The rebellion has resurfaced periodically since then, perhaps most dramatically early last year, when a group of armed extremists, led by the brothers , took over the Malheur National Wildlife Refuge, in southern Oregon, for forty-one days. One of their first actions was to cover the refuge sign with one that said “Harney County Resource Center.” At the time, Bishop pointedly refused to condemn the takeover, instead blaming the situation on “what we feel is the abuse of individuals by the land-management agencies.” Trump, then on the campaign trail, was more critical, though back in 2014 he complimented the Bundys’ father, Cliven, who had been involved in an armed confrontation with law enforcement over his two-decade-long refusal to pay grazing fees on public lands in Nevada. “I like him,” Trump said. “I like his spirit. I like his spunk.”
There are plenty of grounds for civil disagreement over the management of public lands. But the argument for large-scale federal-land disposal makes little legal, financial, or practical sense. The government’s constitutional right to own and hold property by the Supreme Court. The fees that federal agencies charge for grazing, mining, and other extractive activities are heavily subsidized, and would almost certainly rise were the land transferred to states or counties.
The job of managing so many millions of acres would also place a heavy burden on state and local governments—two hundred and eighty million dollars a year just in Utah, according to a 2014 study by economists from three of the state’s universities. In addition, a mass land transfer would likely lead to environmental disaster, much as unregulated grazing of the Western range in the early nineteen-hundreds caused chronic erosion and helped create the Dust Bowl. The states’-rights argument is also morally dubious: in response to the Bundy brothers’ stated determination to give Malheur back to its rightful owners, Charlotte Roderique, the chairwoman of the Burns Paiute Native American tribe, said, drily, “I’m sitting here trying to write an acceptance letter for when they return all this land to us.”

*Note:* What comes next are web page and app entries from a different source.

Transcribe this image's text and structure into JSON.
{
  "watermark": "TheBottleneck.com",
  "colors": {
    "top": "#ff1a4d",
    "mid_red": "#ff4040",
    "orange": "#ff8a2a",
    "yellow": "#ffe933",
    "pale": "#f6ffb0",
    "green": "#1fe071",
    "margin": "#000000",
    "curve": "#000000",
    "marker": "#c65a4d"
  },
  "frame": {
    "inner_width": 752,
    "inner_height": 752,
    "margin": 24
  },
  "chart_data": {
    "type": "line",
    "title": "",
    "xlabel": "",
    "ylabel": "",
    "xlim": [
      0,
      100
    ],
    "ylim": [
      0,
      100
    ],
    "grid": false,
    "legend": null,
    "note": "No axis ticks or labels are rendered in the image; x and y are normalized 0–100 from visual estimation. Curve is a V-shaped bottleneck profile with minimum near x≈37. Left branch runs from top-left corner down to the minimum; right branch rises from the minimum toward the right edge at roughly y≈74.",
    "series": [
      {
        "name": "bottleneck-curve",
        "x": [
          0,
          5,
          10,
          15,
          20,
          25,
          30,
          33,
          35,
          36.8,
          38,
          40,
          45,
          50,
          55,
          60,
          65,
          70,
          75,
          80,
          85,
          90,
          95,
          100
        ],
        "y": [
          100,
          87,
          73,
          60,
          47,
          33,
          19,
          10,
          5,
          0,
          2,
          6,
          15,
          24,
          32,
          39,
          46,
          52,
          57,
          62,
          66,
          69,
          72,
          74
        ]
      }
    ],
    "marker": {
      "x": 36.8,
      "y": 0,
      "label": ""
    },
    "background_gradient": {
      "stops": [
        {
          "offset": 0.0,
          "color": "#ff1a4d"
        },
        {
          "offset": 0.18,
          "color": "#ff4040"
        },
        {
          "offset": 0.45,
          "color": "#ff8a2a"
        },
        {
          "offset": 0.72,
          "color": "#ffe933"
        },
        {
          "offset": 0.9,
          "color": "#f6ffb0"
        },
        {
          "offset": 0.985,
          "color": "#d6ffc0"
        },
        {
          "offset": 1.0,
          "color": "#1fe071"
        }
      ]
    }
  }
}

The land-transfer movement is, at its heart, an expression of frustration. The arid interior West has never been an easy place to make a living off the land, and the Western myth of self-sufficiency has always been underwritten by federal subsidies and supported by federal infrastructure. In states like Utah and Nevada, where more than half the land within state borders is managed by the federal government, the feds have become a convenient scapegoat for an impossible climate, an unattainable cultural ideal, and a changing economy. To say that these objections are born of frustration, however, is not to say that they pose no threat. Frustration, as we saw on November 8th, can have real political consequences.